Moody’s looks at debt reduction and high growth for Greece in 2022, in a new report.

Analyzing the credit prospects of the eurozone countries in 2022, the ratings agency estimates that the Greek economy will grow by 4.3% in 2022, while the Greek debt will decrease by 10.1 percentage points to reach 191% of GDP, with the reduction to be the largest of all the other Eurozone countries.

The high debt levels caused by the pandemic will be the biggest problem for economies and governments and the biggest risk for their borrowing costs, as the withdrawal of support measures and inflation increase, Moody’s points out, increase the risks surrounding growth and undermining debt burden efforts.

According to Moody’s calculations, the Eurozone economy as a whole will be 2.7% higher than pre-pandemic levels in 2022, with Greece’s most marginal performance attributed to the country’s heavy dependence on tourism (similar to the image of Italy and Spain).

Moody’s expects eurozone countries to continue to benefit from favorable economic conditions in 2022, but the big risk, however, will be high debt levels. The agency estimates that the outlook for the creditworthiness of the economies for the next 12 to 18 months is stable, driven by positive economic and monetary conditions.

Unemployment

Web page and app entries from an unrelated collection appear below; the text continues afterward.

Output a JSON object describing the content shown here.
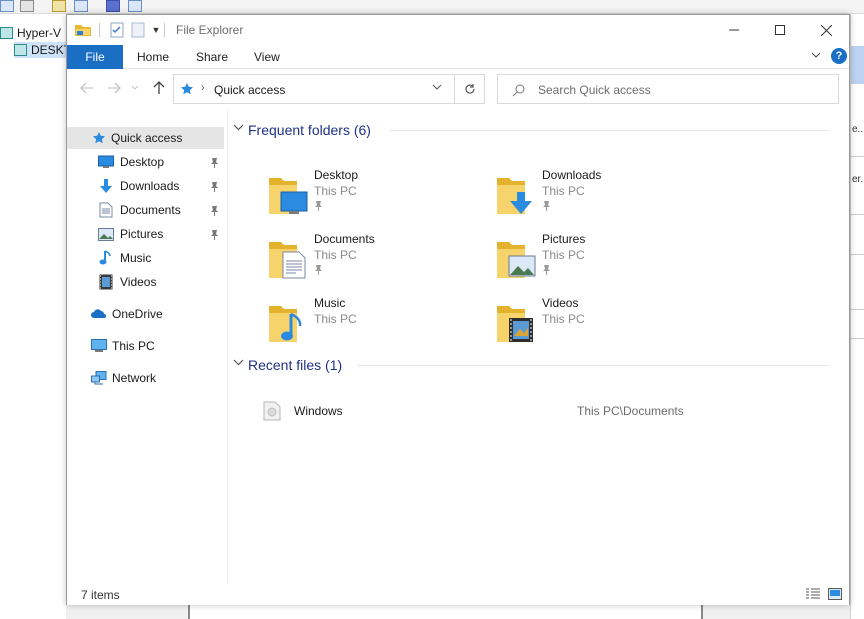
{
  "background": {
    "tree": [
      {
        "label": "Hyper-V"
      },
      {
        "label": "DESKT"
      }
    ],
    "right_edge_texts": [
      "e...",
      "er..."
    ]
  },
  "window": {
    "title": "File Explorer",
    "controls": {
      "minimize": "—",
      "maximize": "☐",
      "close": "✕"
    }
  },
  "ribbon": {
    "file_tab": "File",
    "tabs": [
      {
        "label": "Home"
      },
      {
        "label": "Share"
      },
      {
        "label": "View"
      }
    ],
    "help": "?"
  },
  "address": {
    "location": "Quick access",
    "search_placeholder": "Search Quick access"
  },
  "navigation": {
    "quick_access": "Quick access",
    "pinned": [
      {
        "label": "Desktop",
        "icon": "desktop-icon",
        "pinned": true
      },
      {
        "label": "Downloads",
        "icon": "downloads-icon",
        "pinned": true
      },
      {
        "label": "Documents",
        "icon": "documents-icon",
        "pinned": true
      },
      {
        "label": "Pictures",
        "icon": "pictures-icon",
        "pinned": true
      },
      {
        "label": "Music",
        "icon": "music-icon",
        "pinned": false
      },
      {
        "label": "Videos",
        "icon": "videos-icon",
        "pinned": false
      }
    ],
    "onedrive": "OneDrive",
    "this_pc": "This PC",
    "network": "Network"
  },
  "frequent_folders": {
    "header": "Frequent folders (6)",
    "items": [
      {
        "name": "Desktop",
        "location": "This PC",
        "pinned": true,
        "icon": "desktop-folder-icon"
      },
      {
        "name": "Downloads",
        "location": "This PC",
        "pinned": true,
        "icon": "downloads-folder-icon"
      },
      {
        "name": "Documents",
        "location": "This PC",
        "pinned": true,
        "icon": "documents-folder-icon"
      },
      {
        "name": "Pictures",
        "location": "This PC",
        "pinned": true,
        "icon": "pictures-folder-icon"
      },
      {
        "name": "Music",
        "location": "This PC",
        "pinned": false,
        "icon": "music-folder-icon"
      },
      {
        "name": "Videos",
        "location": "This PC",
        "pinned": false,
        "icon": "videos-folder-icon"
      }
    ]
  },
  "recent_files": {
    "header": "Recent files (1)",
    "items": [
      {
        "name": "Windows",
        "path": "This PC\\Documents"
      }
    ]
  },
  "status": {
    "item_count": "7 items"
  },
  "colors": {
    "accent": "#1a6fc4",
    "group_header": "#1e3287",
    "folder_yellow": "#f5c842"
  }
}
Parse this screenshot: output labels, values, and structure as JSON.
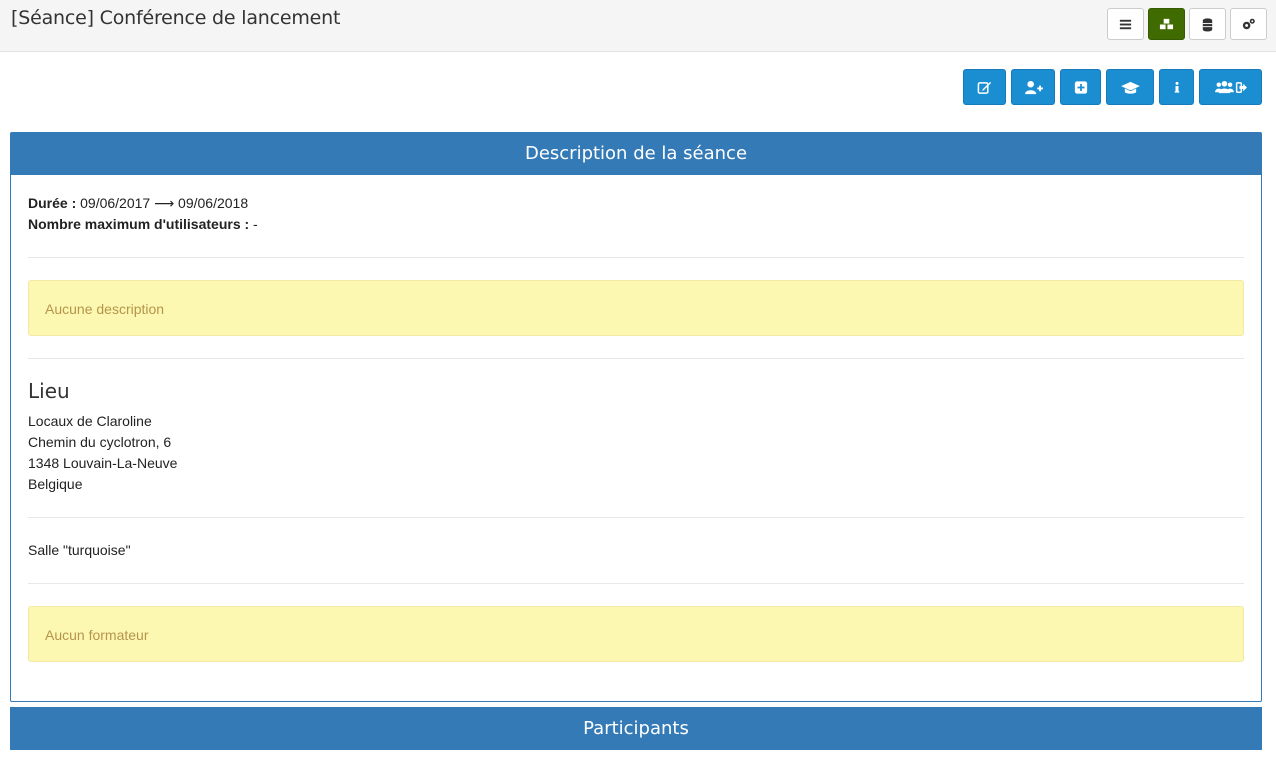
{
  "header": {
    "title": "[Séance] Conférence de lancement",
    "view_buttons": [
      {
        "icon": "list-icon"
      },
      {
        "icon": "cubes-icon",
        "active": true
      },
      {
        "icon": "database-icon"
      },
      {
        "icon": "cogs-icon"
      }
    ]
  },
  "actions": [
    {
      "icon": "edit-icon"
    },
    {
      "icon": "user-plus-icon"
    },
    {
      "icon": "plus-square-icon"
    },
    {
      "icon": "graduation-cap-icon"
    },
    {
      "icon": "info-icon"
    },
    {
      "icon": "users-signout-icon"
    }
  ],
  "description_panel": {
    "heading": "Description de la séance",
    "duration_label": "Durée :",
    "duration_value": "09/06/2017 ⟶ 09/06/2018",
    "max_users_label": "Nombre maximum d'utilisateurs :",
    "max_users_value": "-",
    "no_description": "Aucune description",
    "location_title": "Lieu",
    "address": {
      "line1": "Locaux de Claroline",
      "line2": "Chemin du cyclotron, 6",
      "line3": "1348 Louvain-La-Neuve",
      "line4": "Belgique"
    },
    "room": "Salle \"turquoise\"",
    "no_trainer": "Aucun formateur"
  },
  "participants_panel": {
    "heading": "Participants"
  },
  "colors": {
    "primary": "#337ab7",
    "action_button": "#1b8ed2",
    "active_view": "#3f6b00",
    "warning_bg": "#fcf8b2",
    "warning_text": "#b5954a"
  }
}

A second challenge is unemployment levels, especially in countries that are deeper in the vortex of the debt crisis, such as Greece, Spain, Italy and France.

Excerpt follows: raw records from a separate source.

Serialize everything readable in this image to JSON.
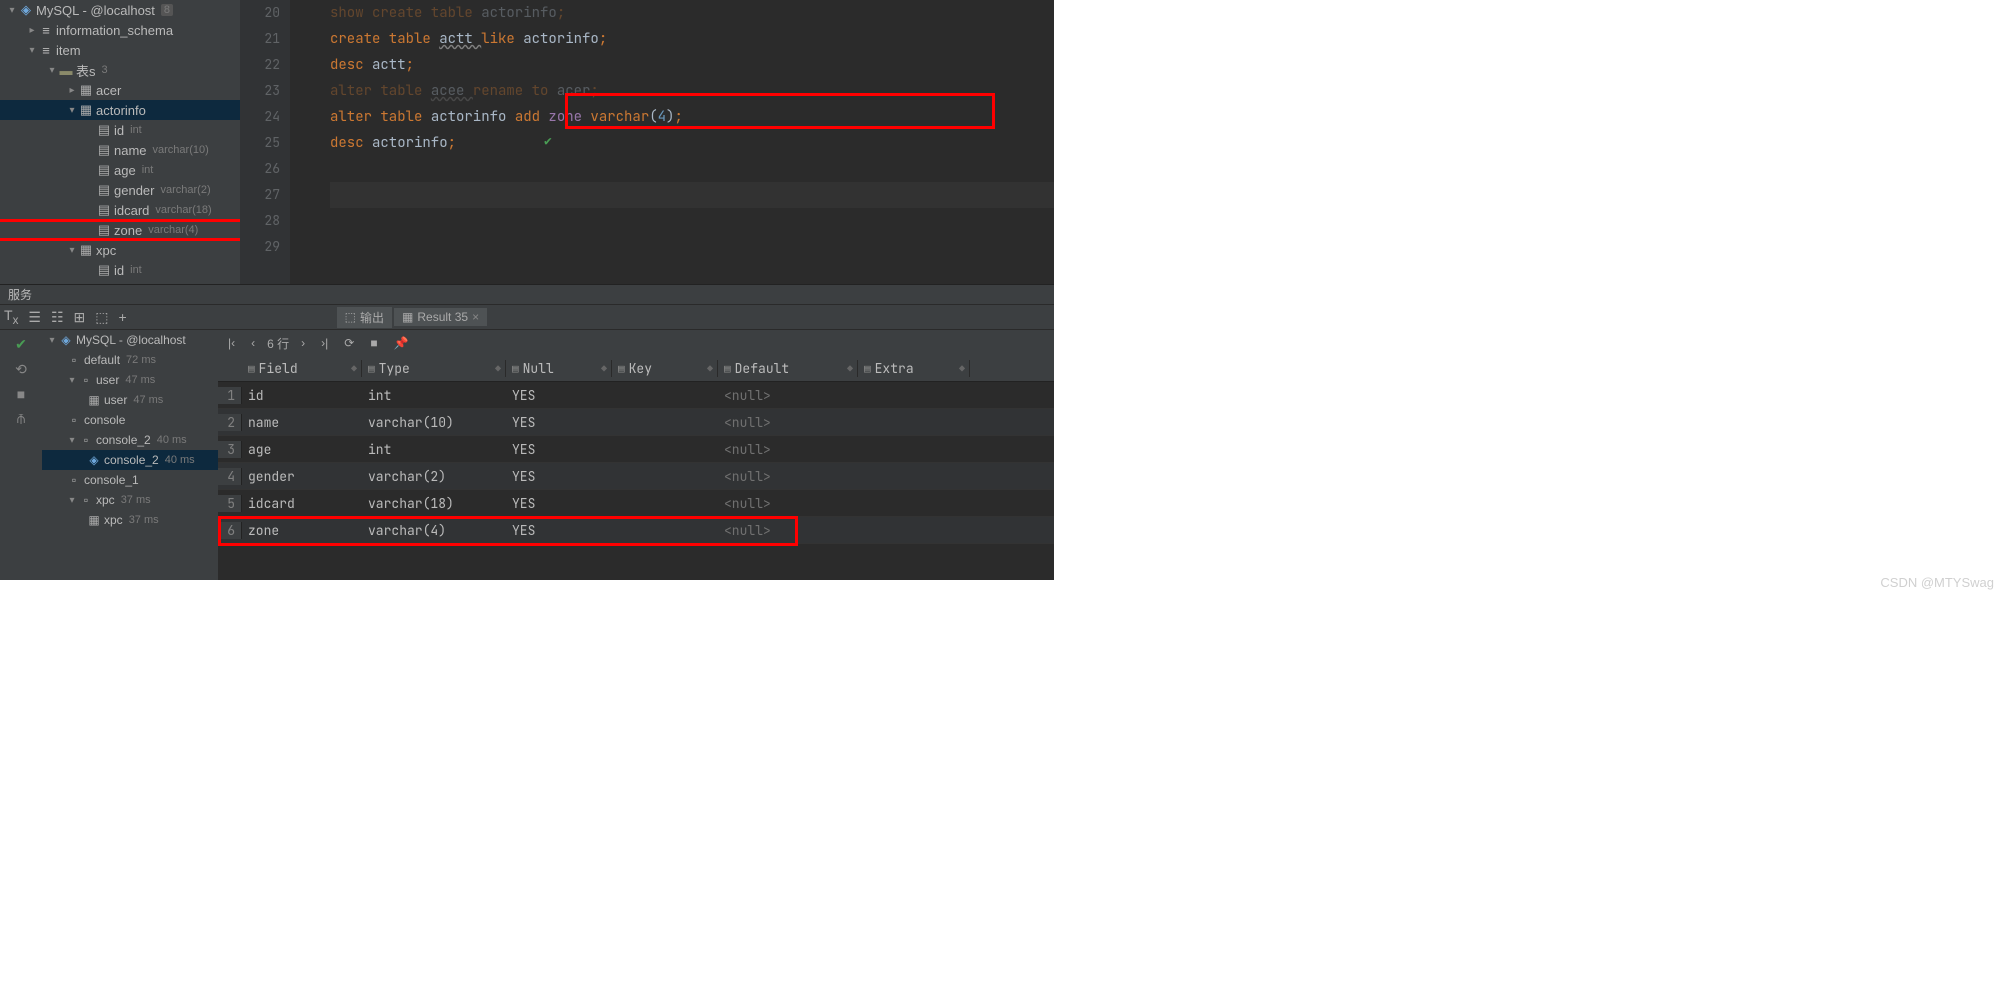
{
  "watermark": "CSDN @MTYSwag",
  "tree": {
    "conn": "MySQL - @localhost",
    "conn_badge": "8",
    "info_schema": "information_schema",
    "item": "item",
    "tables_label": "表s",
    "tables_count": "3",
    "tbl_acer": "acer",
    "tbl_actorinfo": "actorinfo",
    "tbl_xpc": "xpc",
    "cols": {
      "id": {
        "n": "id",
        "t": "int"
      },
      "name": {
        "n": "name",
        "t": "varchar(10)"
      },
      "age": {
        "n": "age",
        "t": "int"
      },
      "gender": {
        "n": "gender",
        "t": "varchar(2)"
      },
      "idcard": {
        "n": "idcard",
        "t": "varchar(18)"
      },
      "zone": {
        "n": "zone",
        "t": "varchar(4)"
      },
      "xpc_id": {
        "n": "id",
        "t": "int"
      }
    }
  },
  "gutter": [
    "20",
    "21",
    "22",
    "23",
    "24",
    "25",
    "26",
    "27",
    "28",
    "29"
  ],
  "code": {
    "l20": {
      "a": "show create table ",
      "b": "actorinfo",
      "c": ";"
    },
    "l21": {
      "a": "create table ",
      "b": "actt ",
      "c": "like ",
      "d": "actorinfo",
      "e": ";"
    },
    "l22": {
      "a": "desc ",
      "b": "actt",
      "c": ";"
    },
    "l23": {
      "a": "alter table ",
      "b": "acee ",
      "c": "rename to ",
      "d": "acer",
      "e": ";"
    },
    "l24": {
      "a": "alter table ",
      "b": "actorinfo ",
      "c": "add ",
      "d": "zone ",
      "e": "varchar",
      "f": "(",
      "g": "4",
      "h": ")",
      "i": ";"
    },
    "l25": {
      "a": "desc ",
      "b": "actorinfo",
      "c": ";"
    }
  },
  "services_label": "服务",
  "tabs": {
    "output": "输出",
    "result": "Result 35"
  },
  "result_tb": {
    "rows": "6 行"
  },
  "svc": {
    "conn": "MySQL - @localhost",
    "default": {
      "n": "default",
      "t": "72 ms"
    },
    "user": {
      "n": "user",
      "t": "47 ms"
    },
    "user_inner": {
      "n": "user",
      "t": "47 ms"
    },
    "console": "console",
    "console2": {
      "n": "console_2",
      "t": "40 ms"
    },
    "console2_inner": {
      "n": "console_2",
      "t": "40 ms"
    },
    "console1": "console_1",
    "xpc": {
      "n": "xpc",
      "t": "37 ms"
    },
    "xpc_inner": {
      "n": "xpc",
      "t": "37 ms"
    }
  },
  "grid": {
    "headers": {
      "field": "Field",
      "type": "Type",
      "null": "Null",
      "key": "Key",
      "def": "Default",
      "extra": "Extra"
    },
    "rows": [
      {
        "n": "1",
        "field": "id",
        "type": "int",
        "null": "YES",
        "key": "",
        "def": "<null>",
        "extra": ""
      },
      {
        "n": "2",
        "field": "name",
        "type": "varchar(10)",
        "null": "YES",
        "key": "",
        "def": "<null>",
        "extra": ""
      },
      {
        "n": "3",
        "field": "age",
        "type": "int",
        "null": "YES",
        "key": "",
        "def": "<null>",
        "extra": ""
      },
      {
        "n": "4",
        "field": "gender",
        "type": "varchar(2)",
        "null": "YES",
        "key": "",
        "def": "<null>",
        "extra": ""
      },
      {
        "n": "5",
        "field": "idcard",
        "type": "varchar(18)",
        "null": "YES",
        "key": "",
        "def": "<null>",
        "extra": ""
      },
      {
        "n": "6",
        "field": "zone",
        "type": "varchar(4)",
        "null": "YES",
        "key": "",
        "def": "<null>",
        "extra": ""
      }
    ]
  }
}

Unemployment is estimated to continue to be a factor limiting policy choices in the Eurozone in the coming years, even in an environment of strong recovery from the pandemic.

Morgan Stanley “sees” an upgrade from Moody’s

It is recalled that Morgan Stanley believes that Moody’s will upgrade Greece’s credit rating from “Ba3” to “Ba2” on Friday, thus identifying it with the “BB” ratings of the Canadian company DBRS, which is same as those of the American agencies Fitch and Standard & Poor’s.

Thus, the Greek debt is now based on the ratings of all four of these agencies which the ECB accepts on order to buy Member State bonds without exceptions and which are two “steps” away from the famous “investment grade”.